> Problem requirements: Return the listing below exactly. Leave its pictures out.

> Data listing:

--- START ---

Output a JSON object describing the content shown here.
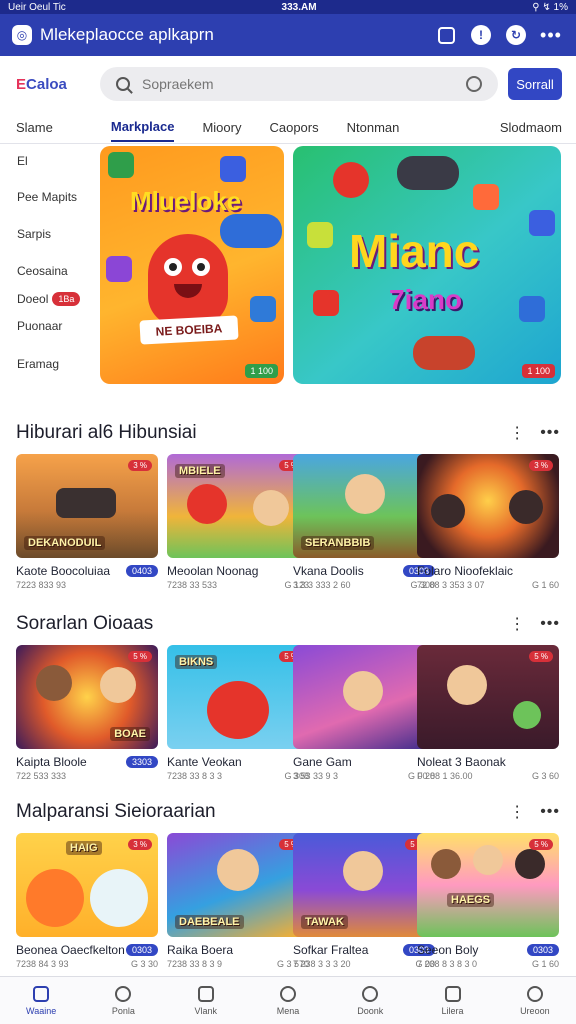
{
  "status_bar": {
    "left": "Ueir Oeul Tic",
    "center": "333.AM",
    "right": "⚲ ↯ 1%"
  },
  "app": {
    "title": "Mlekeplaocce aplkaprn",
    "icons": [
      "clock-icon",
      "info-icon",
      "sync-icon",
      "more-icon"
    ]
  },
  "brand": {
    "name_a": "E",
    "name_b": "Caloa"
  },
  "search": {
    "placeholder": "Sopraekem",
    "button": "Sorrall"
  },
  "tabs": [
    {
      "label": "Slame",
      "active": false
    },
    {
      "label": "Markplace",
      "active": true
    },
    {
      "label": "Mioory",
      "active": false
    },
    {
      "label": "Caopors",
      "active": false
    },
    {
      "label": "Ntonman",
      "active": false
    },
    {
      "label": "Slodmaom",
      "active": false
    }
  ],
  "sidebar": {
    "items": [
      {
        "label": "El",
        "badge": ""
      },
      {
        "label": "Pee Mapits",
        "badge": ""
      },
      {
        "label": "Sarpis",
        "badge": ""
      },
      {
        "label": "Ceosaina",
        "badge": ""
      },
      {
        "label": "Doeol",
        "badge": "1Ba"
      },
      {
        "label": "Puonaar",
        "badge": ""
      },
      {
        "label": "Eramag",
        "badge": ""
      }
    ]
  },
  "banners": [
    {
      "title": "Mlueloke",
      "sign": "NE BOEIBA",
      "corner": "1 100"
    },
    {
      "title_1": "Mianc",
      "title_2": "7iano",
      "corner": "1 100"
    }
  ],
  "sections": [
    {
      "title": "Hiburari al6 Hibunsiai",
      "cards": [
        {
          "name": "Kaote Boocoluiaa",
          "label": "DEKANODUIL",
          "badge": "3 %",
          "price": "0403",
          "meta_a": "7223 833 93",
          "meta_b": ""
        },
        {
          "name": "Meoolan Noonag",
          "label": "MBIELE",
          "badge": "5 %",
          "price": "",
          "meta_a": "7238 33 533",
          "meta_b": "G 123"
        },
        {
          "name": "Vkana Doolis",
          "label": "SERANBBIB",
          "badge": "",
          "price": "0303",
          "meta_a": "3 3 3 333 2 60",
          "meta_b": "G 300"
        },
        {
          "name": "Folaro Nioofeklaic",
          "label": "",
          "badge": "3 %",
          "price": "",
          "meta_a": "72 88 3 353 3 07",
          "meta_b": "G 1 60"
        }
      ]
    },
    {
      "title": "Sorarlan Oioaas",
      "cards": [
        {
          "name": "Kaipta Bloole",
          "label": "BOAE",
          "badge": "5 %",
          "price": "3303",
          "meta_a": "722 533 333",
          "meta_b": ""
        },
        {
          "name": "Kante Veokan",
          "label": "BIKNS",
          "badge": "5 %",
          "price": "",
          "meta_a": "7238 33 8 3 3",
          "meta_b": "G 308"
        },
        {
          "name": "Gane Gam",
          "label": "",
          "badge": "",
          "price": "",
          "meta_a": "3 53 33 9 3",
          "meta_b": "G 00 0"
        },
        {
          "name": "Noleat 3 Baonak",
          "label": "",
          "badge": "5 %",
          "price": "",
          "meta_a": "F 288 1 36.00",
          "meta_b": "G 3 60"
        }
      ]
    },
    {
      "title": "Malparansi Sieioraarian",
      "cards": [
        {
          "name": "Beonea Oaecfkelton",
          "label": "HAIG",
          "badge": "3 %",
          "price": "0303",
          "meta_a": "7238 84 3 93",
          "meta_b": "G 3 30"
        },
        {
          "name": "Raika Boera",
          "label": "DAEBEALE",
          "badge": "5 %",
          "price": "",
          "meta_a": "7238 33 8 3 9",
          "meta_b": "G 3 570"
        },
        {
          "name": "Sofkar Fraltea",
          "label": "TAWAK",
          "badge": "5 %",
          "price": "0303",
          "meta_a": "7 238 3 3 3 20",
          "meta_b": "G 00"
        },
        {
          "name": "Seeon Boly",
          "label": "HAEGS",
          "badge": "5 %",
          "price": "0303",
          "meta_a": "7 238 8 3 8 3 0",
          "meta_b": "G 1 60"
        }
      ]
    }
  ],
  "bottom_nav": [
    {
      "label": "Waaine",
      "icon": "home-icon",
      "active": true
    },
    {
      "label": "Ponla",
      "icon": "search-icon",
      "active": false
    },
    {
      "label": "Vlank",
      "icon": "list-icon",
      "active": false
    },
    {
      "label": "Mena",
      "icon": "clock-icon",
      "active": false
    },
    {
      "label": "Doonk",
      "icon": "user-icon",
      "active": false
    },
    {
      "label": "Lilera",
      "icon": "library-icon",
      "active": false
    },
    {
      "label": "Ureoon",
      "icon": "profile-icon",
      "active": false
    }
  ]
}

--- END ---

> Answer box:
Output a JSON object describing the content shown here.
{
  "status_bar": {
    "left": "Ueir Oeul Tic",
    "center": "333.AM",
    "right": "⚲ ↯ 1%"
  },
  "app": {
    "title": "Mlekeplaocce aplkaprn",
    "icons": [
      "clock-icon",
      "info-icon",
      "sync-icon",
      "more-icon"
    ]
  },
  "brand": {
    "name_a": "E",
    "name_b": "Caloa"
  },
  "search": {
    "placeholder": "Sopraekem",
    "button": "Sorrall"
  },
  "tabs": [
    {
      "label": "Slame",
      "active": false
    },
    {
      "label": "Markplace",
      "active": true
    },
    {
      "label": "Mioory",
      "active": false
    },
    {
      "label": "Caopors",
      "active": false
    },
    {
      "label": "Ntonman",
      "active": false
    },
    {
      "label": "Slodmaom",
      "active": false
    }
  ],
  "sidebar": {
    "items": [
      {
        "label": "El",
        "badge": ""
      },
      {
        "label": "Pee Mapits",
        "badge": ""
      },
      {
        "label": "Sarpis",
        "badge": ""
      },
      {
        "label": "Ceosaina",
        "badge": ""
      },
      {
        "label": "Doeol",
        "badge": "1Ba"
      },
      {
        "label": "Puonaar",
        "badge": ""
      },
      {
        "label": "Eramag",
        "badge": ""
      }
    ]
  },
  "banners": [
    {
      "title": "Mlueloke",
      "sign": "NE BOEIBA",
      "corner": "1 100"
    },
    {
      "title_1": "Mianc",
      "title_2": "7iano",
      "corner": "1 100"
    }
  ],
  "sections": [
    {
      "title": "Hiburari al6 Hibunsiai",
      "cards": [
        {
          "name": "Kaote Boocoluiaa",
          "label": "DEKANODUIL",
          "badge": "3 %",
          "price": "0403",
          "meta_a": "7223 833 93",
          "meta_b": ""
        },
        {
          "name": "Meoolan Noonag",
          "label": "MBIELE",
          "badge": "5 %",
          "price": "",
          "meta_a": "7238 33 533",
          "meta_b": "G 123"
        },
        {
          "name": "Vkana Doolis",
          "label": "SERANBBIB",
          "badge": "",
          "price": "0303",
          "meta_a": "3 3 3 333 2 60",
          "meta_b": "G 300"
        },
        {
          "name": "Folaro Nioofeklaic",
          "label": "",
          "badge": "3 %",
          "price": "",
          "meta_a": "72 88 3 353 3 07",
          "meta_b": "G 1 60"
        }
      ]
    },
    {
      "title": "Sorarlan Oioaas",
      "cards": [
        {
          "name": "Kaipta Bloole",
          "label": "BOAE",
          "badge": "5 %",
          "price": "3303",
          "meta_a": "722 533 333",
          "meta_b": ""
        },
        {
          "name": "Kante Veokan",
          "label": "BIKNS",
          "badge": "5 %",
          "price": "",
          "meta_a": "7238 33 8 3 3",
          "meta_b": "G 308"
        },
        {
          "name": "Gane Gam",
          "label": "",
          "badge": "",
          "price": "",
          "meta_a": "3 53 33 9 3",
          "meta_b": "G 00 0"
        },
        {
          "name": "Noleat 3 Baonak",
          "label": "",
          "badge": "5 %",
          "price": "",
          "meta_a": "F 288 1 36.00",
          "meta_b": "G 3 60"
        }
      ]
    },
    {
      "title": "Malparansi Sieioraarian",
      "cards": [
        {
          "name": "Beonea Oaecfkelton",
          "label": "HAIG",
          "badge": "3 %",
          "price": "0303",
          "meta_a": "7238 84 3 93",
          "meta_b": "G 3 30"
        },
        {
          "name": "Raika Boera",
          "label": "DAEBEALE",
          "badge": "5 %",
          "price": "",
          "meta_a": "7238 33 8 3 9",
          "meta_b": "G 3 570"
        },
        {
          "name": "Sofkar Fraltea",
          "label": "TAWAK",
          "badge": "5 %",
          "price": "0303",
          "meta_a": "7 238 3 3 3 20",
          "meta_b": "G 00"
        },
        {
          "name": "Seeon Boly",
          "label": "HAEGS",
          "badge": "5 %",
          "price": "0303",
          "meta_a": "7 238 8 3 8 3 0",
          "meta_b": "G 1 60"
        }
      ]
    }
  ],
  "bottom_nav": [
    {
      "label": "Waaine",
      "icon": "home-icon",
      "active": true
    },
    {
      "label": "Ponla",
      "icon": "search-icon",
      "active": false
    },
    {
      "label": "Vlank",
      "icon": "list-icon",
      "active": false
    },
    {
      "label": "Mena",
      "icon": "clock-icon",
      "active": false
    },
    {
      "label": "Doonk",
      "icon": "user-icon",
      "active": false
    },
    {
      "label": "Lilera",
      "icon": "library-icon",
      "active": false
    },
    {
      "label": "Ureoon",
      "icon": "profile-icon",
      "active": false
    }
  ]
}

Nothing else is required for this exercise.